• **YOUR OBJECTIVE**: Look through the listing underneath for "subject", and copy every line that has it.

• **GIVEN DATA**:
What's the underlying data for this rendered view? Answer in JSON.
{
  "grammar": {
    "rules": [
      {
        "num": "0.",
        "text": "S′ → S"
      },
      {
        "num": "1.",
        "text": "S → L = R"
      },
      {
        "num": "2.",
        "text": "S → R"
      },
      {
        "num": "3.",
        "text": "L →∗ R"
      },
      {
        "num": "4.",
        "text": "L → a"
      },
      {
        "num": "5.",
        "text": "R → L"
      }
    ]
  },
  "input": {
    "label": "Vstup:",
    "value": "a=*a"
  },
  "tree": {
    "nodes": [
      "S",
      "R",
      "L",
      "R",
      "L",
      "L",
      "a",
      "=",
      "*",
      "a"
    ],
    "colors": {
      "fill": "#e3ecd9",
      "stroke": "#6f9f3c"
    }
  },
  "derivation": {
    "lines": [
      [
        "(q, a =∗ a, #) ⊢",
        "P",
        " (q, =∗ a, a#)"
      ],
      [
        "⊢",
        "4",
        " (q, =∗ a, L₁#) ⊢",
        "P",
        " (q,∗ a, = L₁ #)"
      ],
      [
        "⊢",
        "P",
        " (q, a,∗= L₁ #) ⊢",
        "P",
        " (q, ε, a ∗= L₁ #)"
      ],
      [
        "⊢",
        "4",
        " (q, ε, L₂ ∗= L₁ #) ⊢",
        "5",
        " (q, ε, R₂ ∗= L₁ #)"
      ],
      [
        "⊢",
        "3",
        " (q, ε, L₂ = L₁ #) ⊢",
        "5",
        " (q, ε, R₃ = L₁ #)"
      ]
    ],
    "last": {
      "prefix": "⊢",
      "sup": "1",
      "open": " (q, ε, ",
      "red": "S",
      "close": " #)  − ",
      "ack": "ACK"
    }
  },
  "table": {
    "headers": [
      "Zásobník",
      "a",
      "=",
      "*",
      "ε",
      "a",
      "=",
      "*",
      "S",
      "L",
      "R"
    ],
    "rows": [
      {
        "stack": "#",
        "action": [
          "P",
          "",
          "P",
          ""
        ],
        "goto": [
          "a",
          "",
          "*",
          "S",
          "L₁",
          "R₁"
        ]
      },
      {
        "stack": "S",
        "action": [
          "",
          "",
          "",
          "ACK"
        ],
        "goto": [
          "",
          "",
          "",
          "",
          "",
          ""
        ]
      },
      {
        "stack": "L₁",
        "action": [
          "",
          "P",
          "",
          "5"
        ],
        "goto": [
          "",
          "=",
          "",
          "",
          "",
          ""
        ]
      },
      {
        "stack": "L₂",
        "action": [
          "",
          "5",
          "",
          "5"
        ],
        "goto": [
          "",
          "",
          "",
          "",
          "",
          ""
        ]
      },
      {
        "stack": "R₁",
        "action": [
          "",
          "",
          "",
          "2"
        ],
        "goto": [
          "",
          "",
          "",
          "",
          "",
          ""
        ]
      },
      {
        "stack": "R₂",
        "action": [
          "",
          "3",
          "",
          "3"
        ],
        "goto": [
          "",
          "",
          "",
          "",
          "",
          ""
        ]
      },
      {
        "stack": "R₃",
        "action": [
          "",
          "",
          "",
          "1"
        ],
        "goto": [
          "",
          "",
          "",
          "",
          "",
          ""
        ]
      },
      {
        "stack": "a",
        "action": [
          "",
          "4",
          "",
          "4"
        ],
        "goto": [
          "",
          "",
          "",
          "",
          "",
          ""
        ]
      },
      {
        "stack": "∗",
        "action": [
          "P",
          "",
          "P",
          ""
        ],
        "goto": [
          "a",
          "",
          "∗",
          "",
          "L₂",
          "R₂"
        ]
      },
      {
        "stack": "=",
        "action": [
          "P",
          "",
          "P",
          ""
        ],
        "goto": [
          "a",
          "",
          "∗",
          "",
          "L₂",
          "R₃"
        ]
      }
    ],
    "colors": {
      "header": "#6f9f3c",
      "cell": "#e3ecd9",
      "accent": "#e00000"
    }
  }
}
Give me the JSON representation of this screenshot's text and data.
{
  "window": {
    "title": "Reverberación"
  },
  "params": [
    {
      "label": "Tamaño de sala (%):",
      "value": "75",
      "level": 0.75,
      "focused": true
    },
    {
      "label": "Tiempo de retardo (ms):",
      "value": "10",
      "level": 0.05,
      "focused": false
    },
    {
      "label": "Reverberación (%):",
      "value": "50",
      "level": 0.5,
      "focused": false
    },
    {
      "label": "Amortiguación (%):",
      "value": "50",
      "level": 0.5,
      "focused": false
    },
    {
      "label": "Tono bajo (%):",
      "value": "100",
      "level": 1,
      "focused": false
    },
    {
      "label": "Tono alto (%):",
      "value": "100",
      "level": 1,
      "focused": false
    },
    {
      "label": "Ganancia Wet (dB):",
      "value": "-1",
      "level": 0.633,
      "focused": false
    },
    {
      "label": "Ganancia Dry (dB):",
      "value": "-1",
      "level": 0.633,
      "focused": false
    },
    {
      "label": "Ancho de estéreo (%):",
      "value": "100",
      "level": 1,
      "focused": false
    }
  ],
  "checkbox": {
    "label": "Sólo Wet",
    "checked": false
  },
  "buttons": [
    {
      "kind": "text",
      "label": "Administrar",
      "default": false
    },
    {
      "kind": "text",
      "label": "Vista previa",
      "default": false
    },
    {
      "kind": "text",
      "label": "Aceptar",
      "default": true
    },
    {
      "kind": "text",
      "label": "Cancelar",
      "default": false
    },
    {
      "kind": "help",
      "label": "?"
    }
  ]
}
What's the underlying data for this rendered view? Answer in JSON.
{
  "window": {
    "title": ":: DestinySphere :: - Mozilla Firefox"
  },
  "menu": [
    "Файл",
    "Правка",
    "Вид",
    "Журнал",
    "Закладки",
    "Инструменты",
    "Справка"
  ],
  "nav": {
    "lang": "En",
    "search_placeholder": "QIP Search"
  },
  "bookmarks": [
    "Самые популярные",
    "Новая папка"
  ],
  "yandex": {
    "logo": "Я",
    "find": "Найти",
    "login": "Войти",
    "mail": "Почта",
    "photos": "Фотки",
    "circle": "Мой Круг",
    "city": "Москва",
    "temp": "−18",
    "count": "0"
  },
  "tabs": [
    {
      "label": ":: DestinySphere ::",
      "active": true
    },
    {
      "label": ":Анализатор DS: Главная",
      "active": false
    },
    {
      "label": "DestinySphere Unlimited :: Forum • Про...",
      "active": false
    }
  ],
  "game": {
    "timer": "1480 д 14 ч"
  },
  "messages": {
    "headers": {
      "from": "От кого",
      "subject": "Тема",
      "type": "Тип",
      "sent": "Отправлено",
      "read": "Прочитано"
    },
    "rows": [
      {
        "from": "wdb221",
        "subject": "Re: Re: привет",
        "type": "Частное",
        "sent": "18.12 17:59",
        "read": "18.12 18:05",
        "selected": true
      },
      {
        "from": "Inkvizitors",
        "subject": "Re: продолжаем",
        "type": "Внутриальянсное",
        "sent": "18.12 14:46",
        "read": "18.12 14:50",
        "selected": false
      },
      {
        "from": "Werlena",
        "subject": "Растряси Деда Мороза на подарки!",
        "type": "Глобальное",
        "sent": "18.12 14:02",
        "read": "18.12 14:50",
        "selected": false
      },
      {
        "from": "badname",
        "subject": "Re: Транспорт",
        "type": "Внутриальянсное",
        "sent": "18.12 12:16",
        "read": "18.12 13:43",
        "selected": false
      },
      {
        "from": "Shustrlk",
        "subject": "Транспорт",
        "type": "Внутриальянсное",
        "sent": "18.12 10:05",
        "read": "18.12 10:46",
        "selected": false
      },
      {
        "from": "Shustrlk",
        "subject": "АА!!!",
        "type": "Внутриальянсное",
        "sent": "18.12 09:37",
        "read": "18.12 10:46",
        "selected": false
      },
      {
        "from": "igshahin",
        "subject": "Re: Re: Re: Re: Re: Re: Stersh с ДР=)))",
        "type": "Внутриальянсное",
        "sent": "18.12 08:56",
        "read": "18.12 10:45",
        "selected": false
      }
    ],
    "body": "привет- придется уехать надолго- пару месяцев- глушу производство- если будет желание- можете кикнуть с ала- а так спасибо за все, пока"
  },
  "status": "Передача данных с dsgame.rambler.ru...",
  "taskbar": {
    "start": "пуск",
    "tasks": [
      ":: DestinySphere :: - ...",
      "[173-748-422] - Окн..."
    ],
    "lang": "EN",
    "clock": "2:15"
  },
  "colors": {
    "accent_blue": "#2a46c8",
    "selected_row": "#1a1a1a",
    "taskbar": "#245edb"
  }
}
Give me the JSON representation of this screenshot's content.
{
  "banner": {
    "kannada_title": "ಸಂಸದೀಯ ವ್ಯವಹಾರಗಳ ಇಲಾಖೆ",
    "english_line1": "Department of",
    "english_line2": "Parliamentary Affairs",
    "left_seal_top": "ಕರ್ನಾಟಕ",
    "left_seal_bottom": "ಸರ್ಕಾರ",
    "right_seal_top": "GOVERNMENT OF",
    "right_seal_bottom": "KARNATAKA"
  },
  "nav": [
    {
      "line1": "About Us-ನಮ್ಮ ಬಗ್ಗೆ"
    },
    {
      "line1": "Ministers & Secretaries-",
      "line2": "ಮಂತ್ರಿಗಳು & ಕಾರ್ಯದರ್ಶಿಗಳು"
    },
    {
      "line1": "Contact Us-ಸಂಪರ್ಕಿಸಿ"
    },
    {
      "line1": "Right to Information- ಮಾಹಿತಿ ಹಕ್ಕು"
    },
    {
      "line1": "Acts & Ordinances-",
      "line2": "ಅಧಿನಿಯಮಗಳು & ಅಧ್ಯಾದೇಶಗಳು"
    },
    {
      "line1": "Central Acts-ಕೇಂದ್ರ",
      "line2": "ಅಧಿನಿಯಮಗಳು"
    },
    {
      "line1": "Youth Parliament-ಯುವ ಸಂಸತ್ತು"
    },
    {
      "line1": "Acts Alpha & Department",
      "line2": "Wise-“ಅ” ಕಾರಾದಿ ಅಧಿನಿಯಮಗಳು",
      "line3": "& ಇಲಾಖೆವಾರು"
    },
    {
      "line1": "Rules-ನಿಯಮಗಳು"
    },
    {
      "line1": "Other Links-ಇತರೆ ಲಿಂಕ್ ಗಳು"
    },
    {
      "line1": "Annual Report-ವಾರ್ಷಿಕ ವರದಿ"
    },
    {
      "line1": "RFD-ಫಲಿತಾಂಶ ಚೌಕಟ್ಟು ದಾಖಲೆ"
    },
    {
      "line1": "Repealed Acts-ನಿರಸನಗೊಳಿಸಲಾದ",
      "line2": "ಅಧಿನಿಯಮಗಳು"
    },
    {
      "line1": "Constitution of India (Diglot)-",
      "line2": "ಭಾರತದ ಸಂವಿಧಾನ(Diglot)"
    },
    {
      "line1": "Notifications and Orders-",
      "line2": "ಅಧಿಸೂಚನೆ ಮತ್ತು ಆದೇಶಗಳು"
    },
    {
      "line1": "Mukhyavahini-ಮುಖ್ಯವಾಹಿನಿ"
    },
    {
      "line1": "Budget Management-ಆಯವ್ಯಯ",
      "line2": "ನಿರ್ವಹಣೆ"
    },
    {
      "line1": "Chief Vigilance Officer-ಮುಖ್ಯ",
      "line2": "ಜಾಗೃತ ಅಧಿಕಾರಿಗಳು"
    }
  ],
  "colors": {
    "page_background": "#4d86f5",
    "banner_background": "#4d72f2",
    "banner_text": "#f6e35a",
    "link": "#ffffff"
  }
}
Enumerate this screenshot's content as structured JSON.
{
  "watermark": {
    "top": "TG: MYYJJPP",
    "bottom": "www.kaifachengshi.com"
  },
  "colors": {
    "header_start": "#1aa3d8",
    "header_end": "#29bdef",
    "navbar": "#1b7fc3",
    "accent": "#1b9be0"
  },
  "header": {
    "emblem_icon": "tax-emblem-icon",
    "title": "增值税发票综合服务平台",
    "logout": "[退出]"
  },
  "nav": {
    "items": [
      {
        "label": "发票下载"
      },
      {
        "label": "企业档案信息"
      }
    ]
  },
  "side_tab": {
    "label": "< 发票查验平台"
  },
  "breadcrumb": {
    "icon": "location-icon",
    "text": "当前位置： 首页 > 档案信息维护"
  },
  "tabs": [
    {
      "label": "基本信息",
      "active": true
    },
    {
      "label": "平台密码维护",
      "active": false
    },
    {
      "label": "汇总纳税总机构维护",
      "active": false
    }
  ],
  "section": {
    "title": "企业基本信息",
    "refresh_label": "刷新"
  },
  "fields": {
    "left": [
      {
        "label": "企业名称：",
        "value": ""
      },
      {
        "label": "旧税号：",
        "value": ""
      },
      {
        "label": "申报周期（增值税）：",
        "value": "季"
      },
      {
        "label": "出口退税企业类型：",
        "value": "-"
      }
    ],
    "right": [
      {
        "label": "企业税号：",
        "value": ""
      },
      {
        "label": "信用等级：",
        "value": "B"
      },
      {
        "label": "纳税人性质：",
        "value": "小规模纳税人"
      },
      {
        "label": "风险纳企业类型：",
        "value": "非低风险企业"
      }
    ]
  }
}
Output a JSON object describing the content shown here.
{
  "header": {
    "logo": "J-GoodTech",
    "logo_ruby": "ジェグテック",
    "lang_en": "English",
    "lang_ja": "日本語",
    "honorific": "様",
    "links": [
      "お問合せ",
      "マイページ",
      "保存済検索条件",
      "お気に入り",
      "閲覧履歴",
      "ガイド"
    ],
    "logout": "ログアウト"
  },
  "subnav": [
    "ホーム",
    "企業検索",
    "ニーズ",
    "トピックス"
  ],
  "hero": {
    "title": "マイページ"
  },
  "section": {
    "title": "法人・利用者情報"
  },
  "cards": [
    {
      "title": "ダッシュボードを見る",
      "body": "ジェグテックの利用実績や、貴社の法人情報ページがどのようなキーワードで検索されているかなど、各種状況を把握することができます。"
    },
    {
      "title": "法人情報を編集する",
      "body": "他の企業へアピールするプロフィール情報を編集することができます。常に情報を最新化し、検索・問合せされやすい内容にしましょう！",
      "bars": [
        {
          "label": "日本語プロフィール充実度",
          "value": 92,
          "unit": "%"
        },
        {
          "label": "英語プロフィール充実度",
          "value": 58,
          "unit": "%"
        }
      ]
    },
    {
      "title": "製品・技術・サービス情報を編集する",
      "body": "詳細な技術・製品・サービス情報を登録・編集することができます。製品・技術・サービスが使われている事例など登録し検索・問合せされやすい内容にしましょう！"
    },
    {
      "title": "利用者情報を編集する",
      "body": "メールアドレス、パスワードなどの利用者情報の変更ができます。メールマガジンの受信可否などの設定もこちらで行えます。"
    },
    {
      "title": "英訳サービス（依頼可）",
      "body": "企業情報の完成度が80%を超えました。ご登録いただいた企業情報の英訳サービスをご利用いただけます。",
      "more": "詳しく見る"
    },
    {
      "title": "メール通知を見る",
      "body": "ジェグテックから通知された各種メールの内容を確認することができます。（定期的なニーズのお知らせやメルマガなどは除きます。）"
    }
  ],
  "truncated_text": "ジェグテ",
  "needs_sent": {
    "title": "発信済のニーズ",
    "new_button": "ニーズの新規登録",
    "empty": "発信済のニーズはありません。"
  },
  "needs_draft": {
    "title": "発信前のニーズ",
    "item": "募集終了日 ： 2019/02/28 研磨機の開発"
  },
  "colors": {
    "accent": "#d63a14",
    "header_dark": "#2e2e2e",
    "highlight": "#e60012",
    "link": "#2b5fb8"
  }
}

• **SOLUTION FOR THIS TASK**:
      "subject": "Тема",
        "subject": "Re: Re: привет",
        "subject": "Re: продолжаем",
        "subject": "Растряси Деда Мороза на подарки!",
        "subject": "Re: Транспорт",
        "subject": "Транспорт",
        "subject": "АА!!!",
        "subject": "Re: Re: Re: Re: Re: Re: Stersh с ДР=)))",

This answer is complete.